- [Task to carry out]
Down to the last line, repeat the entries exactly and drop any image.

Top of Working data

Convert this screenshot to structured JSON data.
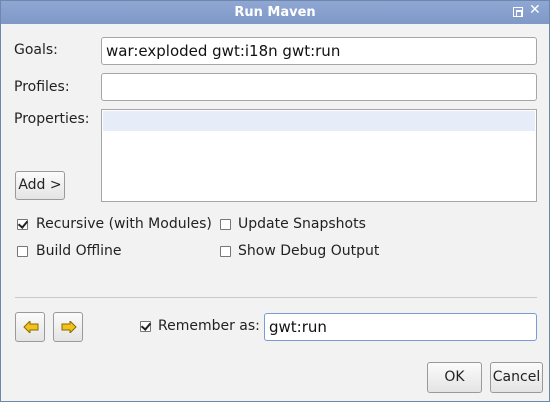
{
  "window": {
    "title": "Run Maven"
  },
  "goals": {
    "label": "Goals:",
    "value": "war:exploded gwt:i18n gwt:run"
  },
  "profiles": {
    "label": "Profiles:",
    "value": ""
  },
  "properties": {
    "label": "Properties:",
    "add_label": "Add >"
  },
  "options": {
    "recursive": {
      "label": "Recursive (with Modules)",
      "checked": true
    },
    "update_snapshots": {
      "label": "Update Snapshots",
      "checked": false
    },
    "build_offline": {
      "label": "Build Offline",
      "checked": false
    },
    "show_debug": {
      "label": "Show Debug Output",
      "checked": false
    }
  },
  "remember": {
    "label": "Remember as:",
    "checked": true,
    "value": "gwt:run"
  },
  "buttons": {
    "ok": "OK",
    "cancel": "Cancel"
  },
  "colors": {
    "titlebar": "#8fa7d3",
    "arrow": "#f2c21b"
  }
}
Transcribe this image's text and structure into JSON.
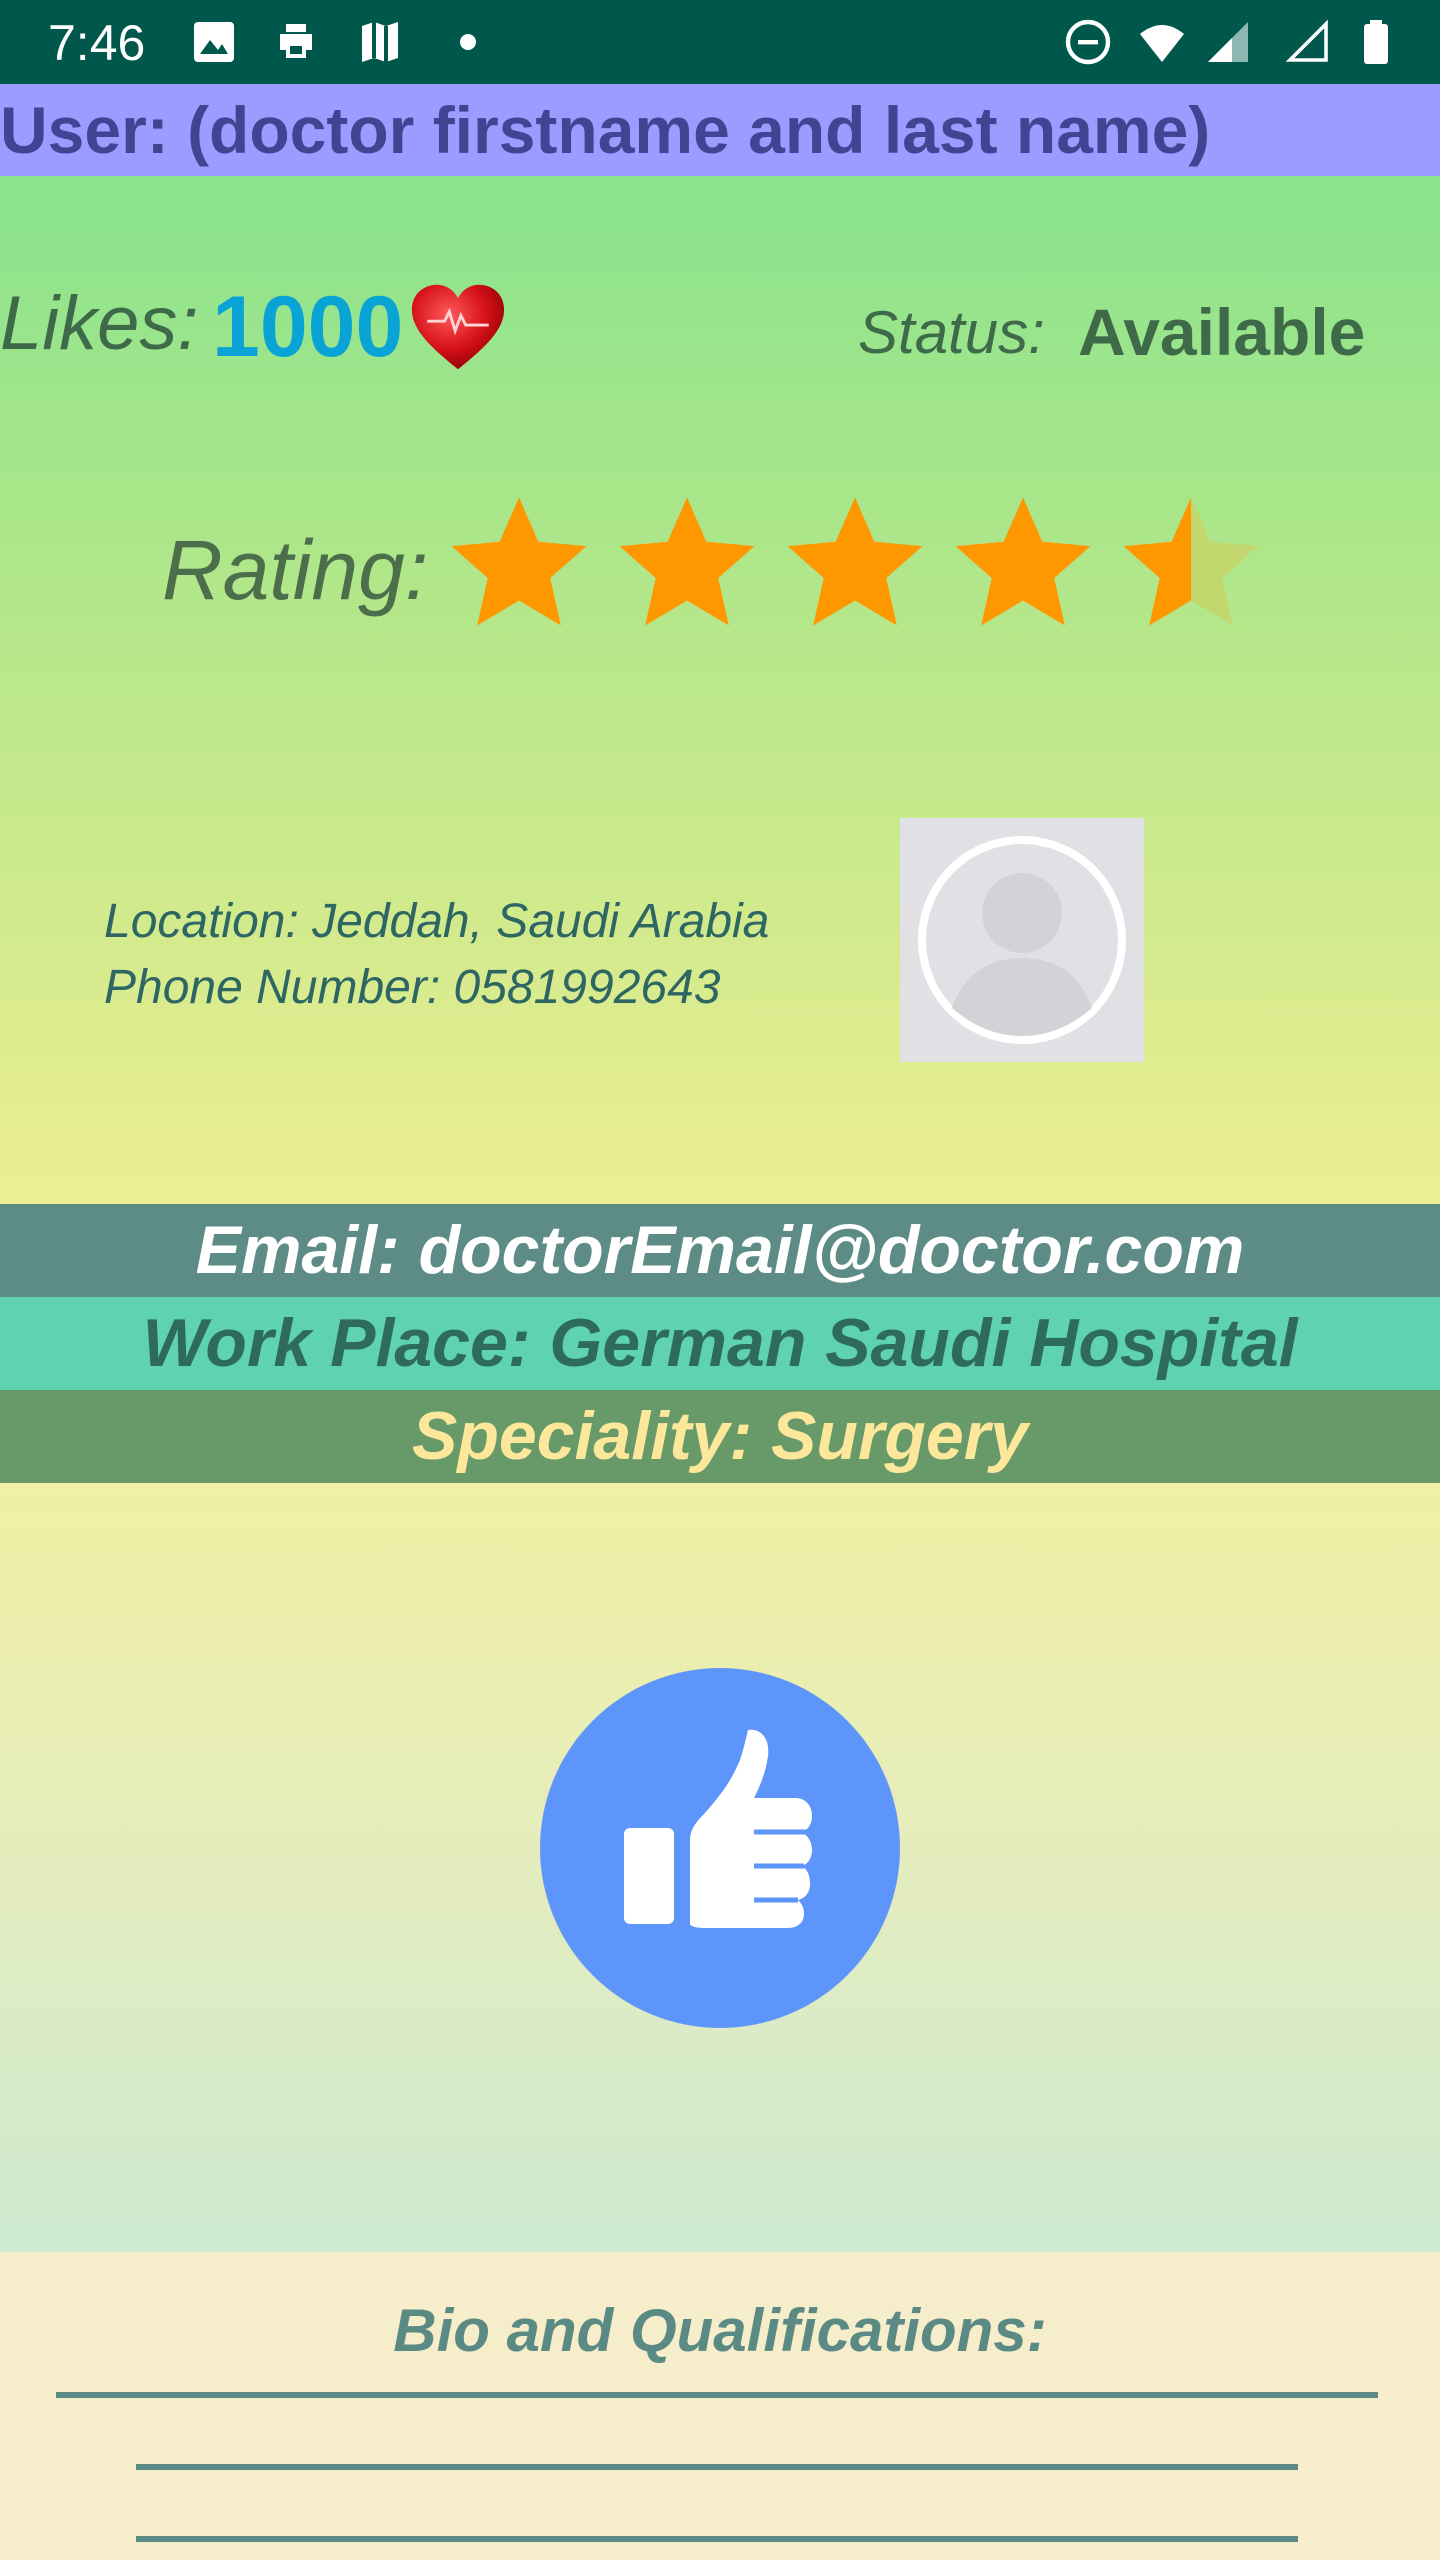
{
  "status_bar": {
    "time": "7:46",
    "left_icons": [
      "image-icon",
      "print-icon",
      "maps-icon",
      "dot-icon"
    ],
    "right_icons": [
      "do-not-disturb-icon",
      "wifi-icon",
      "signal-icon",
      "signal-empty-icon",
      "battery-icon"
    ]
  },
  "header": {
    "user_title": "User: (doctor firstname and last name)"
  },
  "stats": {
    "likes_label": "Likes:",
    "likes_value": "1000",
    "status_label": "Status:",
    "status_value": "Available"
  },
  "rating": {
    "label": "Rating:",
    "value": 4.5,
    "max": 5,
    "star_color": "#ff9800"
  },
  "contact": {
    "location": "Location: Jeddah, Saudi Arabia",
    "phone": "Phone Number: 0581992643"
  },
  "info_bands": {
    "email": "Email: doctorEmail@doctor.com",
    "work_place": "Work Place: German Saudi Hospital",
    "speciality": "Speciality: Surgery"
  },
  "bio": {
    "title": "Bio and Qualifications:"
  },
  "colors": {
    "status_bar": "#00574b",
    "user_bar": "#9a9cff",
    "email_band": "#5d8c86",
    "work_band": "#5fd3b0",
    "speciality_band": "#689a69",
    "like_button": "#5e95fb",
    "likes_number": "#0aa3d6"
  }
}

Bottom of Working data

- [Result of the exercise]
Convert this screenshot to structured JSON data.
{
  "window": {
    "title": "Run Maven"
  },
  "goals": {
    "label": "Goals:",
    "value": "war:exploded gwt:i18n gwt:run"
  },
  "profiles": {
    "label": "Profiles:",
    "value": ""
  },
  "properties": {
    "label": "Properties:",
    "add_label": "Add >"
  },
  "options": {
    "recursive": {
      "label": "Recursive (with Modules)",
      "checked": true
    },
    "update_snapshots": {
      "label": "Update Snapshots",
      "checked": false
    },
    "build_offline": {
      "label": "Build Offline",
      "checked": false
    },
    "show_debug": {
      "label": "Show Debug Output",
      "checked": false
    }
  },
  "remember": {
    "label": "Remember as:",
    "checked": true,
    "value": "gwt:run"
  },
  "buttons": {
    "ok": "OK",
    "cancel": "Cancel"
  },
  "colors": {
    "titlebar": "#8fa7d3",
    "arrow": "#f2c21b"
  }
}
Transcribe this image's text and structure into JSON.
{
  "status_bar": {
    "time": "7:46",
    "left_icons": [
      "image-icon",
      "print-icon",
      "maps-icon",
      "dot-icon"
    ],
    "right_icons": [
      "do-not-disturb-icon",
      "wifi-icon",
      "signal-icon",
      "signal-empty-icon",
      "battery-icon"
    ]
  },
  "header": {
    "user_title": "User: (doctor firstname and last name)"
  },
  "stats": {
    "likes_label": "Likes:",
    "likes_value": "1000",
    "status_label": "Status:",
    "status_value": "Available"
  },
  "rating": {
    "label": "Rating:",
    "value": 4.5,
    "max": 5,
    "star_color": "#ff9800"
  },
  "contact": {
    "location": "Location: Jeddah, Saudi Arabia",
    "phone": "Phone Number: 0581992643"
  },
  "info_bands": {
    "email": "Email: doctorEmail@doctor.com",
    "work_place": "Work Place: German Saudi Hospital",
    "speciality": "Speciality: Surgery"
  },
  "bio": {
    "title": "Bio and Qualifications:"
  },
  "colors": {
    "status_bar": "#00574b",
    "user_bar": "#9a9cff",
    "email_band": "#5d8c86",
    "work_band": "#5fd3b0",
    "speciality_band": "#689a69",
    "like_button": "#5e95fb",
    "likes_number": "#0aa3d6"
  }
}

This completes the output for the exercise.